### Stephanus

Dear PF Forum,
I have a question again about Doppler effect in relativity.
Before I ask about mirror and lamp, I want to refresh the discussion again
The formula for Doppler factor for light is.
$f = \sqrt{\frac{1+v}{1-v}}f0$
Is this for the frequency of light or for the frequency of receiving?
Can anyone give me the answer, so I'll never misunderstood it again.
B moves toward A at 0.3c
Doppler factor is $\sqrt{\frac{1.3}{0.7}}=1.36$
B shines a red light 400 THz: https://en.wikipedia.org/wiki/Visible_spectrum
Will A see the light as somewhat violet, 742 THz?

2. Jul 25, 2015

### Mentz114

In the formula you wrote $f$ is the received frequency and $f0$ is the sending frequency if the receiver and sender are approaching ( moving towards each other ).

Yes, calculation looks OK. The light has been 'blue-shifted'.

No mirror is involved - the light is being emitted from the source and received without any reflection.

Last edited: Jul 25, 2015
3. Jul 25, 2015

### Stephanus

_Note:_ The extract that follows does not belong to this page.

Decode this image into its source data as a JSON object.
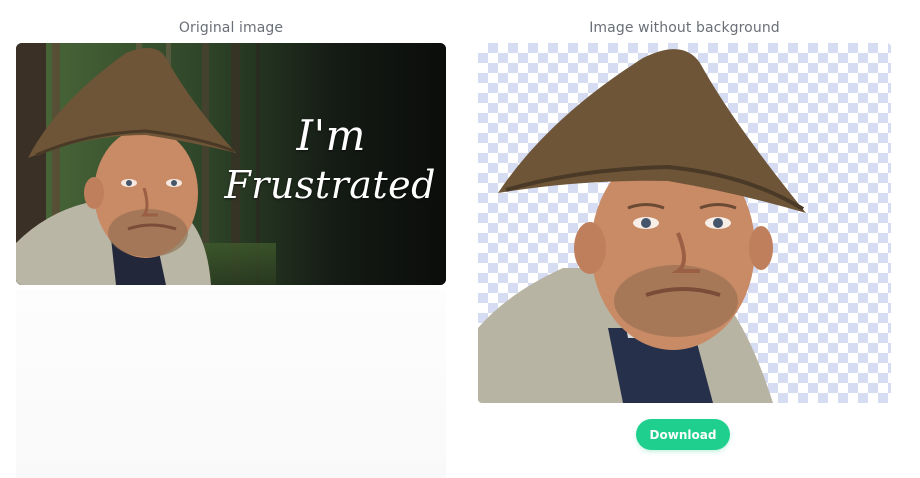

Thanks Mentz114
Ok, now this.
Let $k = \sqrt{\frac{1+V}{1-V}}$

A see the light blue-shifted, and re emitted the blue-shifted light to B.
Let's say this.
B sends an F frequency light to A. A see the light frequency as F*k.
Now A sends the light with $F*k$ frequency to B again.
B will see the light as $F*k^2$ is that right?
No wait,... if A moves, then every atom in A also dilated.
So actually A sends $\frac{F*k}{\gamma}$
So B will see the light as $\frac{F*k^2}{\gamma}$
No wait, ... the situation is similar. We should use the formula as it is, because A moves toward B and B moves toward A should use the same formula.
1. Is this right that B will see $F*k^2$ if A bounce the signal back to B as it is.
2. What if A bounces the signal not by lamp, but by mirror, what will B see?

Thanks for any help.

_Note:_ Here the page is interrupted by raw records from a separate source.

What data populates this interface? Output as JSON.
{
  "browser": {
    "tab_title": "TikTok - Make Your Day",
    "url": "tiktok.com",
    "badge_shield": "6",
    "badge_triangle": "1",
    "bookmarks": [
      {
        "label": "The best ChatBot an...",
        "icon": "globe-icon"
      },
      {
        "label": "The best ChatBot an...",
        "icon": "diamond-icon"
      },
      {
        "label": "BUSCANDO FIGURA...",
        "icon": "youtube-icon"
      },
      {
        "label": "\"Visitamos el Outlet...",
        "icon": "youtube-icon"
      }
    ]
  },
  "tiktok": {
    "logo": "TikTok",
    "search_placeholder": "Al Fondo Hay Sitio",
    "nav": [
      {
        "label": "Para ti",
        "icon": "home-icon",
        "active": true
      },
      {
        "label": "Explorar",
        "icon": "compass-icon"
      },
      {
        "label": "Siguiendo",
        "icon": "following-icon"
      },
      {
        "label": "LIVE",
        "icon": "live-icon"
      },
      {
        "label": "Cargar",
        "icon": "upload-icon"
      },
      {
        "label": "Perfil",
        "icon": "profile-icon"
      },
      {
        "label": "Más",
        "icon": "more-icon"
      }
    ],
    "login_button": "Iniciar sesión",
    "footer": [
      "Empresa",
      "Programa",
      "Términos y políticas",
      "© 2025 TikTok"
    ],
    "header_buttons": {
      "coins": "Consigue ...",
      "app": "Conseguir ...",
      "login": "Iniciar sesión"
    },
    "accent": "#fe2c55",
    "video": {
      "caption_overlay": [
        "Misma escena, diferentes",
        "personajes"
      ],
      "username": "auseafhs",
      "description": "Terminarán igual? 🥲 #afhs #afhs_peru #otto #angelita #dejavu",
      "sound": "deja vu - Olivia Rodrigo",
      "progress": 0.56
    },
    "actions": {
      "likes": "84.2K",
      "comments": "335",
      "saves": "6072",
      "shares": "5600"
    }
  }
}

4. Jul 25, 2015

### PAllen

An ideal mirror will act like your re-emitter, and the light will be more and more blue shifted ... but the A and B relative speed will be decreasing as energy and momentum are transferred to the light at each reflection.

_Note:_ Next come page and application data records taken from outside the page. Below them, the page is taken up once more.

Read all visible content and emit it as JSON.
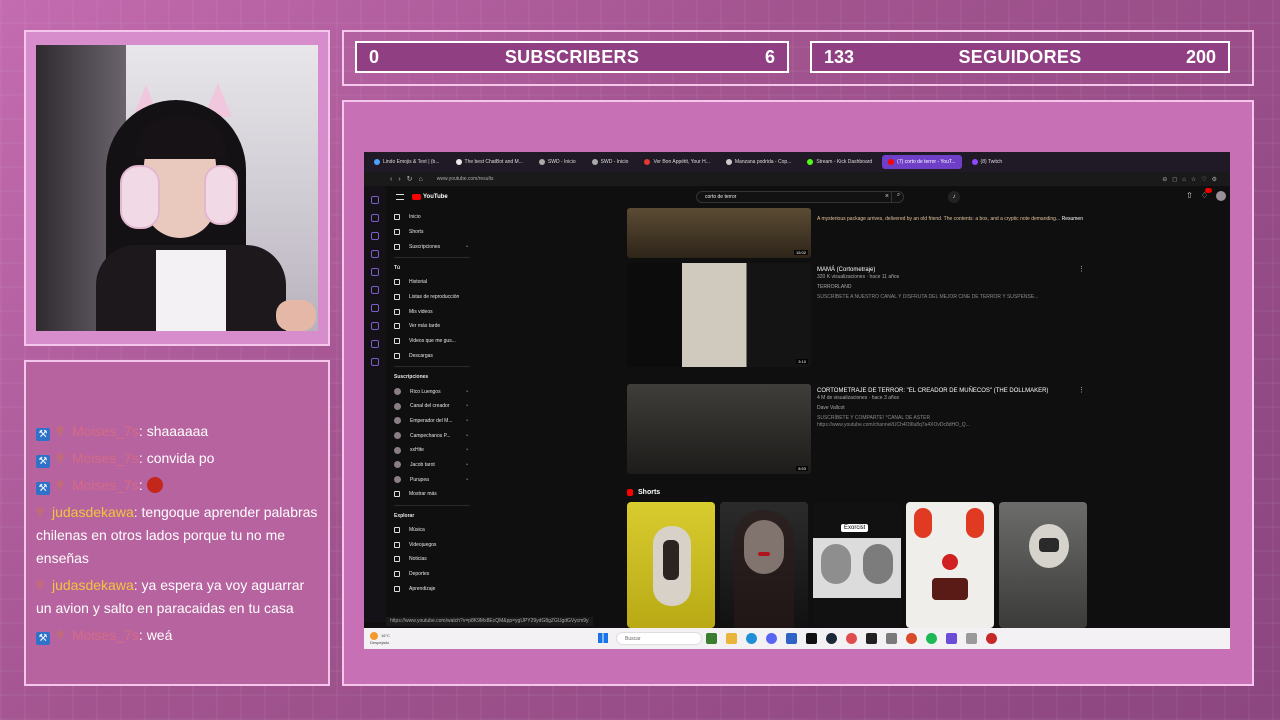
{
  "counters": {
    "youtube": {
      "current": "0",
      "label": "SUBSCRIBERS",
      "goal": "6"
    },
    "twitch": {
      "current": "133",
      "label": "SEGUIDORES",
      "goal": "200"
    }
  },
  "chat": [
    {
      "user": "Moises_7s",
      "text": ": shaaaaaa",
      "badge": true,
      "color": "#d46b86"
    },
    {
      "user": "Moises_7s",
      "text": ": convida po",
      "badge": true,
      "color": "#d46b86"
    },
    {
      "user": "Moises_7s",
      "text": ": ",
      "badge": true,
      "emote": true,
      "color": "#d46b86"
    },
    {
      "user": "judasdekawa",
      "text": ": tengoque aprender palabras chilenas en otros lados porque tu no me enseñas",
      "badge": false,
      "color": "#f2c53d"
    },
    {
      "user": "judasdekawa",
      "text": ": ya espera ya voy aguarrar un avion y salto en paracaidas en tu casa",
      "badge": false,
      "color": "#f2c53d"
    },
    {
      "user": "Moises_7s",
      "text": ": weá",
      "badge": true,
      "color": "#d46b86"
    }
  ],
  "browser": {
    "tabs": [
      {
        "label": "Lindo Emojis & Text | (b...",
        "color": "#4aa3ff"
      },
      {
        "label": "The best ChatBot and M...",
        "color": "#e9e9e9"
      },
      {
        "label": "SWD - Inicio",
        "color": "#aaaaaa"
      },
      {
        "label": "SWD - Inicio",
        "color": "#aaaaaa"
      },
      {
        "label": "Ver Bon Appétit, Your H...",
        "color": "#e53935"
      },
      {
        "label": "Manzana podrida - Cop...",
        "color": "#cccccc"
      },
      {
        "label": "Stream - Kick Dashboard",
        "color": "#53fc18"
      },
      {
        "label": "(7) corto de terror - YouT...",
        "color": "#ff0000",
        "active": true
      },
      {
        "label": "(8) Twitch",
        "color": "#9146ff"
      }
    ],
    "url": "www.youtube.com/results",
    "status_url": "https://www.youtube.com/watch?v=p8K9Mx8EcQM&pp=ygUPY29ydG8gZGUgdGVycm9y"
  },
  "youtube": {
    "logo": "YouTube",
    "search_query": "corto de terror",
    "sidebar": {
      "main": [
        "Inicio",
        "Shorts",
        "Suscripciones"
      ],
      "tu_header": "Tú",
      "you": [
        "Historial",
        "Listas de reproducción",
        "Mis videos",
        "Ver más tarde",
        "Videos que me gus..."
      ],
      "downloads": "Descargas",
      "subs_header": "Suscripciones",
      "subs": [
        "Rico Luengos",
        "Canal del creador",
        "Emperador del M...",
        "Campechanos P...",
        "sxHite",
        "Jacob tarot",
        "Purupea"
      ],
      "show_more": "Mostrar más",
      "explore_header": "Explorar",
      "explore": [
        "Música",
        "Videojuegos",
        "Noticias",
        "Deportes",
        "Aprendizaje"
      ]
    },
    "videos": [
      {
        "title": "",
        "desc": "A mysterious package arrives, delivered by an old friend. The contents: a box, and a cryptic note demanding...",
        "duration": "15:02",
        "resumen": "Resumen"
      },
      {
        "title": "MAMÁ (Cortometraje)",
        "meta": "320 K visualizaciones · hace 11 años",
        "channel": "TERRORLAND",
        "desc": "SUSCRÍBETE A NUESTRO CANAL Y DISFRUTA DEL MEJOR CINE DE TERROR Y SUSPENSE...",
        "duration": "3:10"
      },
      {
        "title": "CORTOMETRAJE DE TERROR: \"EL CREADOR DE MUÑECOS\" (THE DOLLMAKER)",
        "meta": "4 M de visualizaciones · hace 3 años",
        "channel": "Dave Vallcot",
        "desc": "SUSCRÍBETE Y COMPARTE! *CANAL DE ASTER https://www.youtube.com/channel/UCh4O9lu8q7a4XOvDc8dHO_Q...",
        "duration": "8:53"
      }
    ],
    "shorts_header": "Shorts",
    "exorcist_label": "Exorcist"
  },
  "taskbar": {
    "weather_temp": "16°C",
    "weather_desc": "Despejado",
    "search_placeholder": "Buscar"
  }
}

5. Jul 25, 2015

### Stephanus

Yes, that makes sense.
Light has momentum? Hmhh, reminds me to previous thread about photon with mass.
Okay, confirmation: So it's F*k, F*k2, F*k3, etc...? Please confirm.